You Have A Right To Display Crap On Your Property

Man being squashed by a big footThe city government did not like how M was keeping his 100 acre property.  There were cars, equipment and other items on the property.  Some of this spilled over on to a municipal  road allowance.  So the city decided to take action.  It simply could not allow this eyesore to continue.

So they sent in the enforcers.  everywhere and it was unsightly.  It entered the road allowance and part of M’s property.  It removed some of the chattels.  Then it added the cost of the clean up to M’s tax bill.  It then sought a court order to have force M to clean up his property.

Now what could possibly be wrong with what the city did? Well thing about this- what if M was your neighbour? What would you have done? Would you have the right to clean up his property and then charge him for it?

As the British judge Lord Denning said in Southam v Smout [1964] 1QB 308 quoting William Pitt, 1st Earl of Chaltham

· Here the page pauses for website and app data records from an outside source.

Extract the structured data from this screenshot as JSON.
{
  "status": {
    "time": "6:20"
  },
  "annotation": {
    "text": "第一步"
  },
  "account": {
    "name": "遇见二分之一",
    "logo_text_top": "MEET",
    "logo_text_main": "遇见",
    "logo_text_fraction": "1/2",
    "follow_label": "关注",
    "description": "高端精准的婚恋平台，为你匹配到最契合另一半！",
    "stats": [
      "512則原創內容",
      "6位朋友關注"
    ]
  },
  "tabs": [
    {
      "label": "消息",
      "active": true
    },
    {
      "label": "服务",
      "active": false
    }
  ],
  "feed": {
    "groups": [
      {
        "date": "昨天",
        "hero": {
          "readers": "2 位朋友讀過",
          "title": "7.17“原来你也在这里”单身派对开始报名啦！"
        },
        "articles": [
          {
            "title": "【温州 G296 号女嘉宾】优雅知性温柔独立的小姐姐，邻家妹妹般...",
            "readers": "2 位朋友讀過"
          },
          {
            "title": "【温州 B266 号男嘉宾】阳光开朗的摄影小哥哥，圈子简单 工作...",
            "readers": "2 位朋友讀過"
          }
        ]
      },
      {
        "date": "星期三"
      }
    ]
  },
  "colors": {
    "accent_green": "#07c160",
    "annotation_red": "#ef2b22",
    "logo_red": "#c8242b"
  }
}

“The poorest man may in his cottage bid defiance to all the forces of the Crown. It may be frail—its roof may shake—the wind may blow through it—the storm may enter—the rain may enter—but the King of England cannot enter—all his force dares not cross the threshold of the ruined tenement.” So be it—unless he has justification by law.

 

This was a clear case of trespass by the city. M had not broken any laws or zoning by-laws. So the city simply had no right to enter his property, much less to clean it up and send him the bill. The city cannot take action against you simply because they do not like what you did. They can only do so if you are breaking the law.

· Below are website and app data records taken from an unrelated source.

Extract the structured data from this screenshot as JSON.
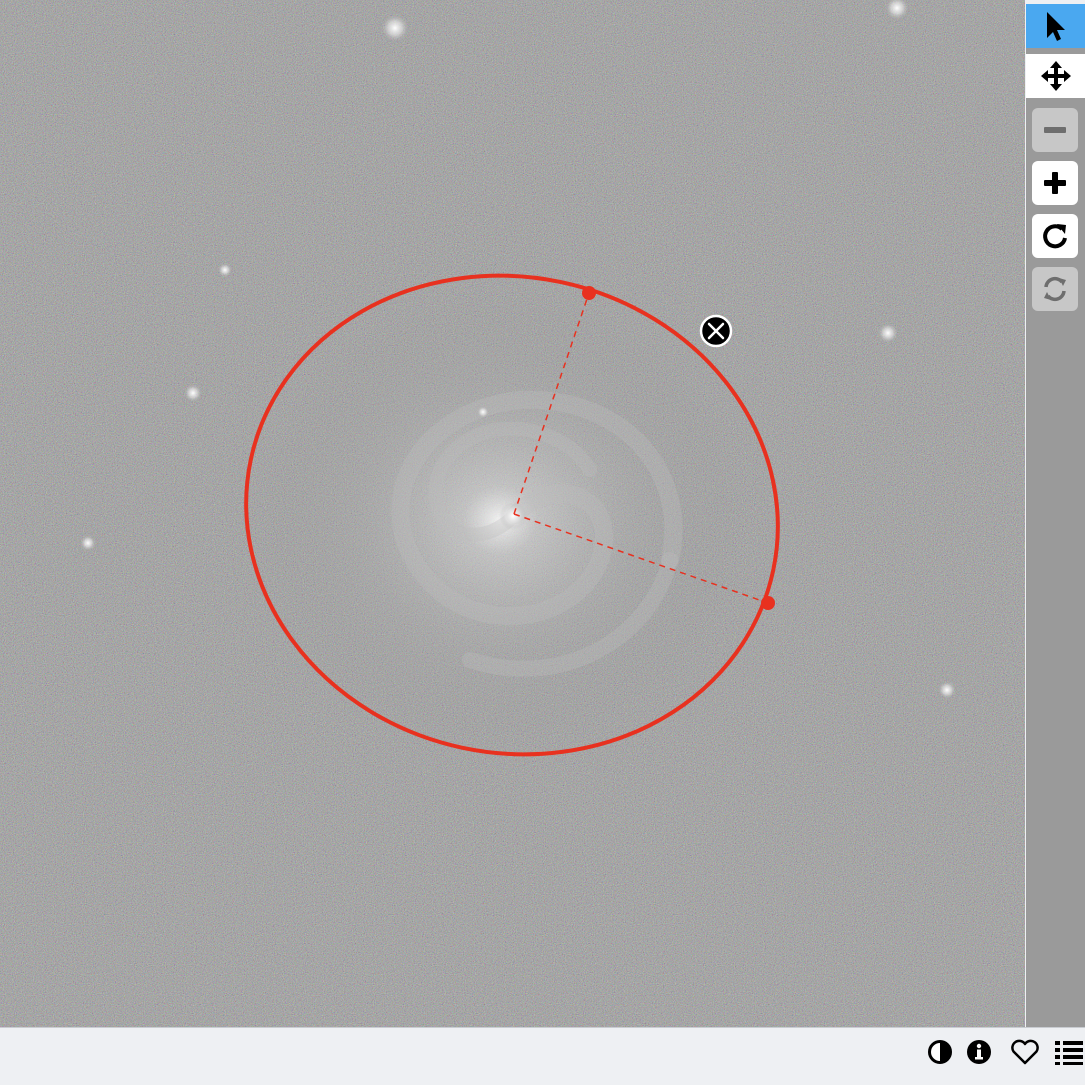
{
  "viewer": {
    "image_subject": "galaxy-image",
    "region_color": "#e8311f",
    "region_shape": "ellipse"
  },
  "toolbar": {
    "buttons": [
      {
        "name": "select-tool-button",
        "icon": "pointer-arrow-icon",
        "state": "active"
      },
      {
        "name": "pan-tool-button",
        "icon": "move-arrows-icon",
        "state": "normal"
      },
      {
        "name": "zoom-out-button",
        "icon": "minus-icon",
        "state": "disabled"
      },
      {
        "name": "zoom-in-button",
        "icon": "plus-icon",
        "state": "normal"
      },
      {
        "name": "reset-view-button",
        "icon": "rotate-cw-icon",
        "state": "normal"
      },
      {
        "name": "refresh-button",
        "icon": "sync-icon",
        "state": "disabled"
      }
    ]
  },
  "bottom_bar": {
    "icons": [
      "contrast-icon",
      "info-icon",
      "heart-icon",
      "list-icon"
    ]
  }
}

We still live in a nation that is ruled by laws, not by the desires of the government or its representatives.

The trial judge here thought that this was a case of an overzealous city employee and a citizen who did not like government authority. He felt this was a case that should not have occurred. He refused to give costs to M even though M, effectively, won the case.

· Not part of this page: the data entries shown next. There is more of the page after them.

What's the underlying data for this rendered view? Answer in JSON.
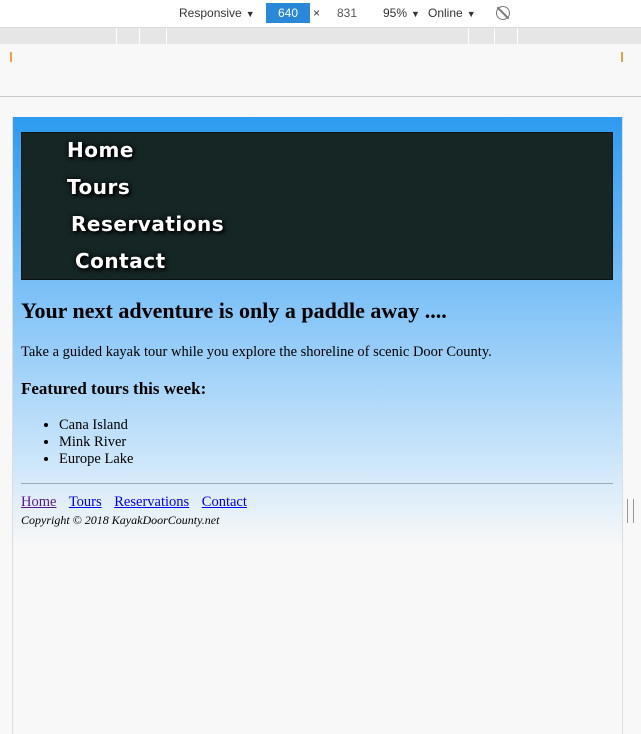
{
  "devtools": {
    "device_mode": "Responsive",
    "width": "640",
    "times": "×",
    "height": "831",
    "zoom": "95%",
    "network": "Online",
    "dropdown_arrow": "▼"
  },
  "site": {
    "nav": [
      "Home",
      "Tours",
      "Reservations",
      "Contact"
    ],
    "headline": "Your next adventure is only a paddle away ....",
    "intro": "Take a guided kayak tour while you explore the shoreline of scenic Door County.",
    "featured_heading": "Featured tours this week:",
    "featured_tours": [
      "Cana Island",
      "Mink River",
      "Europe Lake"
    ],
    "footer_nav": [
      "Home",
      "Tours",
      "Reservations",
      "Contact"
    ],
    "copyright": "Copyright © 2018 KayakDoorCounty.net"
  },
  "colors": {
    "nav_background": "#162625",
    "gradient_top": "#2d9bf0",
    "visited_link": "#551a8b",
    "link": "#0000ee"
  }
}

Here is the problem with that: the city sued M, not the other way around. There is no way that M could have avoided the lawsuit (other than complying with the request of the city). So while the action probably should not have occurred, it is difficult to see how this was M’s fault.

Luckily for M, the Court of Appeal reversed this ruling and awarded him costs.

You can read more on the CanLii website.